All you have to do is come to the library, go down the stairs in the Teen section, talk to a Liberian down there, and sign up! So simple! You will get a log that you will have to fill in. And the log is so easy! It's only 4 slots, you only have to read or listen to 3 books! Only 3! No matter the length. The 4th slot, is a special slot. It's a Wild Card! That means you can put down a magazine you read, volunteer at the library, and so on! The list is endless! Another great thing about this program is the prizes.



Once you sign up, you will get a fortune cookie that will have a cool message on the inside. Your cookie might have a fortune saying "you won a special prize!" If so, head to the library and they will give you a gift card to a hot dog place for a free hot dog! But that's not all! After you turn in your first log, you will get a insulated cold cup. You can fill it with pop, water, or your favorite instant tea. But that's not all.

For every log you turn in, you will be entered in a weekly giveaway for cool gift-cards. Such as Culvers, Starbucks, and Dunkin Doughnuts. Along with so many others. The more logs you complete, the better chance of winning. At the end of the summer, there will be a drawing for a very nice prize. A brand new I pod touch! How cool is that?!

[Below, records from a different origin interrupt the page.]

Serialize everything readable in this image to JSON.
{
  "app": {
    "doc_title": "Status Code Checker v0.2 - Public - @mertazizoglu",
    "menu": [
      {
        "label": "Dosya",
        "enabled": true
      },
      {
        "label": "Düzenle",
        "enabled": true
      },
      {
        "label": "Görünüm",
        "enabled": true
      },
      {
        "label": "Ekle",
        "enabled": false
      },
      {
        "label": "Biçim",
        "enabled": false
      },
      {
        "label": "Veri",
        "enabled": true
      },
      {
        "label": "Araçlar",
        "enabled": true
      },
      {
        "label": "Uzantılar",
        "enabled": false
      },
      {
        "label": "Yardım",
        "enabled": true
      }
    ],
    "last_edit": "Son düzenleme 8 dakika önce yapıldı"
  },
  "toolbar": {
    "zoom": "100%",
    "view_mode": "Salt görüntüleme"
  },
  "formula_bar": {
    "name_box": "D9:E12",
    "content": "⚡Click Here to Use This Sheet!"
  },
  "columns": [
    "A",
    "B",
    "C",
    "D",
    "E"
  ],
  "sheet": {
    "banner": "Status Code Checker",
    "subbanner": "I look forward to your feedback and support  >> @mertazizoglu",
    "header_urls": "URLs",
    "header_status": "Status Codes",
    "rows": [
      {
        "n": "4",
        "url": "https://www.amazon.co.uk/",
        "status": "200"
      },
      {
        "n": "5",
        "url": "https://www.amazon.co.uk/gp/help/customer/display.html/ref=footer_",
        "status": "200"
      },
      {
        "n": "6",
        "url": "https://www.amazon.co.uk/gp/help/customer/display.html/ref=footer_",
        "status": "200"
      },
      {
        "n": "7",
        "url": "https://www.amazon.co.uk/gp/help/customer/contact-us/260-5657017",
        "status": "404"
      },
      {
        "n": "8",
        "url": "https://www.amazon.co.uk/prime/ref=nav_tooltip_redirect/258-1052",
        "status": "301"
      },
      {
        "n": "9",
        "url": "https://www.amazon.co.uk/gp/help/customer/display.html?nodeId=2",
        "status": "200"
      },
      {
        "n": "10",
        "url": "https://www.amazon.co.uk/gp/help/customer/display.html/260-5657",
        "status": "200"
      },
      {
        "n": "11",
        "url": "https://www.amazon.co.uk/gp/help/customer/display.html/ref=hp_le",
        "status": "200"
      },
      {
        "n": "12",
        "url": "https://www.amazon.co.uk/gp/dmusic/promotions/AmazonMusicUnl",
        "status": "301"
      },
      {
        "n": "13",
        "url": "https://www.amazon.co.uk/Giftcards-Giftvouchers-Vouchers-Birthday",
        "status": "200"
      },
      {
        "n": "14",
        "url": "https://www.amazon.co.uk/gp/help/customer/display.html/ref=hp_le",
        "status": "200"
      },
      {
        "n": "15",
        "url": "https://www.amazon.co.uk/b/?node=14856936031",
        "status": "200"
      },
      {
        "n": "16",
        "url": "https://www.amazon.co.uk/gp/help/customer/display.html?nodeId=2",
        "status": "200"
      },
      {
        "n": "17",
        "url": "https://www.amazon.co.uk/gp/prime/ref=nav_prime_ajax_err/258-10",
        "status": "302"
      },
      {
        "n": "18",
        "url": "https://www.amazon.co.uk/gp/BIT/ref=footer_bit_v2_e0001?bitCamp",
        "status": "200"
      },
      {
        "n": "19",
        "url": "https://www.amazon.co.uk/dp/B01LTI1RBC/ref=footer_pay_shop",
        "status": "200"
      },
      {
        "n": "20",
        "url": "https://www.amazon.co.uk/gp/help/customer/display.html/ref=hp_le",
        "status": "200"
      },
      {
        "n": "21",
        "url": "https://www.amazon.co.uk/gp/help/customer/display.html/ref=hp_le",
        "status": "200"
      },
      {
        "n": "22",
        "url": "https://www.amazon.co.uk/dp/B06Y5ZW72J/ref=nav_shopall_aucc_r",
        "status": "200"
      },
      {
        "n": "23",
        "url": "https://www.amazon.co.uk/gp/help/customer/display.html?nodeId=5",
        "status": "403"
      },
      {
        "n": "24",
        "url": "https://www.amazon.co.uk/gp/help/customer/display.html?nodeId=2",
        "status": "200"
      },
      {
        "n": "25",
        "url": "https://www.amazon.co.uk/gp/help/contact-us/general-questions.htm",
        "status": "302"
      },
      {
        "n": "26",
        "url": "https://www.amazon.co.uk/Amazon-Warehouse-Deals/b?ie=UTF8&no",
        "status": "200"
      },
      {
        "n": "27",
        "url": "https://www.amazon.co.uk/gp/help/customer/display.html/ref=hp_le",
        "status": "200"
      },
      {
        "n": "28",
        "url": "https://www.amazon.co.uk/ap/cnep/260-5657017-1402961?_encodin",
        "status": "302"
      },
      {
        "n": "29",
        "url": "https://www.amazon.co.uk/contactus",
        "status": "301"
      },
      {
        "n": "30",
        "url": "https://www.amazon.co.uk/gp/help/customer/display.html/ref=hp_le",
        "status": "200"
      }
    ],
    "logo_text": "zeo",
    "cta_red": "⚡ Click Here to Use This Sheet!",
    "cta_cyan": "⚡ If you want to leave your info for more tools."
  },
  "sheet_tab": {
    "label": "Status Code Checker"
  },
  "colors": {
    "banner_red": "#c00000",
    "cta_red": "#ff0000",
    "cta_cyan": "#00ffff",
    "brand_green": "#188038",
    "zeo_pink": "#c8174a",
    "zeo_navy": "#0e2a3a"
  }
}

However, the thing ends August 31st. So you better come to the library and sign up. Trust me, you won't regret it.